Vincenzina Care, a 27-year-old artist from Toronto, Canada, has captivated people with her hyperrealistic dolls made from polymer clay. Her journey into doll-making began at the age of seven when her mother gifted her a doll, only for it to break later. To ease her heartbreak, Vincenzina decided to craft her own replacement, marking the start of her unique artistic pursuit.
These intricately detailed dolls, which often feature facial differences and health conditions, challenge the conventional representation of perfection in toys. Vincenzina meticulously sculpts each doll by hand, using photos of herself as a baby and images from friends and family as references. She either sells them as one-of-a-kind creations or produces them in vinyl for a wider audience.
The fabrication process varies, with miniature dolls taking just a few months to complete, while larger ones might span up to three years, depending on size and complexity. Vincenzina’s goal is to represent diverse health conditions, including Down’s syndrome, dwarfism, and cranio-facial duplication, shedding light on conditions often overlooked or stigmatized.
“I love showing expressions that people can relate to in dolls with different conditions and putting the personality back into the reality of all conditions that are usually dehumanized because they are different,” says Vincenzina.
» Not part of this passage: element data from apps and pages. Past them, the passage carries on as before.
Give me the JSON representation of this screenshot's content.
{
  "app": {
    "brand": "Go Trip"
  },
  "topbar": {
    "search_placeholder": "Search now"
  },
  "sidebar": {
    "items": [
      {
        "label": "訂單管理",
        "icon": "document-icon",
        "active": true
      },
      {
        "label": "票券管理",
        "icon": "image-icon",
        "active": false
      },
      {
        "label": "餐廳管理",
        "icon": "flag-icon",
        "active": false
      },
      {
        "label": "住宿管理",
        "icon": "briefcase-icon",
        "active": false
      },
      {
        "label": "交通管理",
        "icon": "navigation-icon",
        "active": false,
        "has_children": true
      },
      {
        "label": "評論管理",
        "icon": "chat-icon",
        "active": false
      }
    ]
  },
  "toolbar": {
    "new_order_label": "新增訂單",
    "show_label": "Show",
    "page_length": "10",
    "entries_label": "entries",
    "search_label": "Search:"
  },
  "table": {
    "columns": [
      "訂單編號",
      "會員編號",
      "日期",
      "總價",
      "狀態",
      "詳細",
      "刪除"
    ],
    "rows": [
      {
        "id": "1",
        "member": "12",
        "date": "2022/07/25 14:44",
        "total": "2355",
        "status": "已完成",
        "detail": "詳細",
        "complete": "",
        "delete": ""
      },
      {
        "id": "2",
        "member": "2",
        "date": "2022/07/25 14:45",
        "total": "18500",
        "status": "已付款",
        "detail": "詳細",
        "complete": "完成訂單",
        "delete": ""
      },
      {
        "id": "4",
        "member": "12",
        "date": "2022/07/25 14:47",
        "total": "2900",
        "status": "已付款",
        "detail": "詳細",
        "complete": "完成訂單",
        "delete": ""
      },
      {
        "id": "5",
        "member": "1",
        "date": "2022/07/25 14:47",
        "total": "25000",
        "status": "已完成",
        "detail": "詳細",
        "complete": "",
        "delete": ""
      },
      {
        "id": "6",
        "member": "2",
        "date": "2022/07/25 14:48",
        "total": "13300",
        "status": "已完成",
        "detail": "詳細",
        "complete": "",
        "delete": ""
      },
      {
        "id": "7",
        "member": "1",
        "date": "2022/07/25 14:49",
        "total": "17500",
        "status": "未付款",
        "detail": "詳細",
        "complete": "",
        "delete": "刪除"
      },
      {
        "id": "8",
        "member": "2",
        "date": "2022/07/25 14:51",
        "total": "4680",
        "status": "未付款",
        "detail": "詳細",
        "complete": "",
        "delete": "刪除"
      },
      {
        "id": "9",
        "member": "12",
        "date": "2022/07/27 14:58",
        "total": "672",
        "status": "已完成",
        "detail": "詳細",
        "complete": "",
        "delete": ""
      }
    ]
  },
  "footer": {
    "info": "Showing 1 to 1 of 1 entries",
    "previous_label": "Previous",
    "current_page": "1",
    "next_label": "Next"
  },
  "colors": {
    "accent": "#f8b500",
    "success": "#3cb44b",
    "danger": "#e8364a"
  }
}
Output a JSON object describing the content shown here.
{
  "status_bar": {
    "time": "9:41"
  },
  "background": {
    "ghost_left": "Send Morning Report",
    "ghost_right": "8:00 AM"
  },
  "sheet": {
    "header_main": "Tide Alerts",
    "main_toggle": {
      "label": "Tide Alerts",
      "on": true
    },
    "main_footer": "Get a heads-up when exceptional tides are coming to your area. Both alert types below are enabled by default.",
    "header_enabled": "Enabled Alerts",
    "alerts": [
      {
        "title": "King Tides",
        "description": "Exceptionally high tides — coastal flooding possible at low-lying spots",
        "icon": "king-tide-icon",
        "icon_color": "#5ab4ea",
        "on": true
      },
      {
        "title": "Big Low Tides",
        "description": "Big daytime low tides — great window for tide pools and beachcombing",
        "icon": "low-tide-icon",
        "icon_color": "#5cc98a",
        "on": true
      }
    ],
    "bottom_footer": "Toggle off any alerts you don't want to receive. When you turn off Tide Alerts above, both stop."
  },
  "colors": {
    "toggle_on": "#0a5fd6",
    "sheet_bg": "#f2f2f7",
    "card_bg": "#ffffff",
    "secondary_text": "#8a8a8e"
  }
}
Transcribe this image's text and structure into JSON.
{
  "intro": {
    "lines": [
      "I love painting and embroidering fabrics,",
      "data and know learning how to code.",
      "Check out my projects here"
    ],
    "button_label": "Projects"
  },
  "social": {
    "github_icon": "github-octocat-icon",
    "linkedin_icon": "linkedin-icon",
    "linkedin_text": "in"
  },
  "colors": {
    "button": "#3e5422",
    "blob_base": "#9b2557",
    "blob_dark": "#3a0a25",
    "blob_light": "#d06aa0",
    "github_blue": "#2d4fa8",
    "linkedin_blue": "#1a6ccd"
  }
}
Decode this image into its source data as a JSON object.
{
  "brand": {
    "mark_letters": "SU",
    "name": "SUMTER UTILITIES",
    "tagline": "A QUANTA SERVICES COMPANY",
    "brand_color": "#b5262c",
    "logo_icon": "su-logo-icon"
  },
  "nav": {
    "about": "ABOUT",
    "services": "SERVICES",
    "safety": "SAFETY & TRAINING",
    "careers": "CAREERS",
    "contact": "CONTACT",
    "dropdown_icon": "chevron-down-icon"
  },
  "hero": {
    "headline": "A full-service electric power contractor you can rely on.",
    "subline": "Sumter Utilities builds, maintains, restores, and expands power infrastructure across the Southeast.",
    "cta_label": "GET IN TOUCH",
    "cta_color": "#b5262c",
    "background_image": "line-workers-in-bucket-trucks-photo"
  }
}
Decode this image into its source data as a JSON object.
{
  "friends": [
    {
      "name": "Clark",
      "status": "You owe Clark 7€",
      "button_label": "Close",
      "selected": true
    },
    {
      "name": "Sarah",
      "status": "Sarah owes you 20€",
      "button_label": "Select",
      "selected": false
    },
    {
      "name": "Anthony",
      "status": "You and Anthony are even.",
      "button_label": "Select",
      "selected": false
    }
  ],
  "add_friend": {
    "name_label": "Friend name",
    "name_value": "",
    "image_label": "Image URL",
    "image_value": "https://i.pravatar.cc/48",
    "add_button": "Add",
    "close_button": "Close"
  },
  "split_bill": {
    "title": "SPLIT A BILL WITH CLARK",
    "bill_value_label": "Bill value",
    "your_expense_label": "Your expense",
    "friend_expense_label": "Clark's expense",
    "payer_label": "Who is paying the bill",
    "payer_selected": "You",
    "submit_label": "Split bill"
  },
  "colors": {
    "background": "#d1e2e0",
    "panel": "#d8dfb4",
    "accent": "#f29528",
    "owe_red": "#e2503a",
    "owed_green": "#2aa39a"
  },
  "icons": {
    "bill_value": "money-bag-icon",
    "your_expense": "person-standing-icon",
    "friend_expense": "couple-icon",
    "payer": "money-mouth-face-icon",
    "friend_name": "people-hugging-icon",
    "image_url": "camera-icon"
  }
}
During the pandemic, Vincenzina lost her job but transformed her craft into a full-time career. She also works part-time in administration and teaches art to children. The doll-making process, described as “extremely relaxing” and “therapeutic,” has become a means of expressing her creativity.
Vincenzina showcases her dolls on TikTok, where one post featuring a doll with cranio-facial duplication garnered over 106 million views. Despite her explanations that these are dolls, some viewers still believe they are real babies. While most comments are positive, Vincenzina acknowledges that changing societal perceptions of differences can be challenging.
Her family and friends are supportive, with her mother contributing by knitting and crocheting outfits for the dolls, and her father helping create props to display them. Through her art, Vincenzina aims to celebrate the uniqueness of every life and challenge preconceived notions surrounding health conditions.